Fourteen journalists from 8 countries met with a veritable buffet of stakeholders and sources – including policy-makers, chefs, NGOs, fishermen and fish processors – although undoubtedly found some of the commentary hard to digest.
The European Union’s Common Fisheries Policy (CFP) has been controversial since its creation in 1983. Ostensibly designed to set sustainable quotas for the quantity and type of fish each European country can catch, it has been the subject of much criticism due to its apparent inability to effectively manage and police the sea waters, with 88% of European fish stocks considered overexploited. In 2009, an EU Green Paper concluded that the CFP is a failed policy in need of fundamental reforms.
Reporting on fisheries issues has also faced fundamental problems – partly because so much of the activity takes place remotely and out of sight but also because the science and policy surrounding fisheries is so complex.
EJN’s Journalism Conference on European Fisheries, supported by the Oak Foundation, set out to help correct this. The three-day event was attended by journalists from Spain, Italy, Greece, Germany, the Netherlands, Sweden, Ireland and the UK.
“Many journalists don’t like to admit it, we think we’re experts on everything, but we really do need training sometimes,” confessed John Mooney, journalist at the Irish Sunday Times, who said he now had “far more understanding of issues, especially how fishing actually works and the economics of it.”
The workshop offered training by senior journalists, interactive presentations, panel discussions by a wide range of experts, and a day-long field trip to an active local port for interviews with fishermen, fish processors and local officials. “It was very important to us that the presentations were kept short to allow more time for questions and answers, which is how the training works best,” explained Morgan Williams, EJN’s event organizer.
The journalists also exchanged strategies to help make the difficult scientific and policy concepts involved easier to understand, choose appealing angles to engage their audiences, connect and interview with different sources, and integrate analysis of environmental concerns with economic, social, and political concerns.

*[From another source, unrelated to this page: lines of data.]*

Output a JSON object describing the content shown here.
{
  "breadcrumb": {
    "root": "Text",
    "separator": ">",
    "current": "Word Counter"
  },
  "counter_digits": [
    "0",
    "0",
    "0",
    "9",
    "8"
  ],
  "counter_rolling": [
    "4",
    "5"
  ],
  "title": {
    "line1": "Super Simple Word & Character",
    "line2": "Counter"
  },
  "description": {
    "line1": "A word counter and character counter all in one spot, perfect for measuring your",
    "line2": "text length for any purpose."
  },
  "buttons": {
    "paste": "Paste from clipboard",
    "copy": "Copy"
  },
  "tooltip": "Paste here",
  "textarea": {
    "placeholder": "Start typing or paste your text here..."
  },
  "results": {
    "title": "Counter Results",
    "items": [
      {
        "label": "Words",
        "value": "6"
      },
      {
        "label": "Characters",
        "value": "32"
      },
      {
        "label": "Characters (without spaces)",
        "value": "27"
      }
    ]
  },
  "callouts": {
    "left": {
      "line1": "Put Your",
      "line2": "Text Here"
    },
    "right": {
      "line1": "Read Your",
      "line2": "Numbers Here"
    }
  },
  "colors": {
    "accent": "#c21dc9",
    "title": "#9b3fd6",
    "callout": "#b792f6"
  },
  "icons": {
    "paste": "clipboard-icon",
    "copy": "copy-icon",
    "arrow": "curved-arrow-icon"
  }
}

Some of the discussion, particularly surrounding a perceived clash between policy and scientific recommendations, became quite heated. Each journalist went home with an article ready to be published, like Pedro Caceres who published a full page spread in El Mundo. Even more importantly, it enabled journalists to build their capacity to cover fisheries in the future, make new contacts and grow their networks of sources.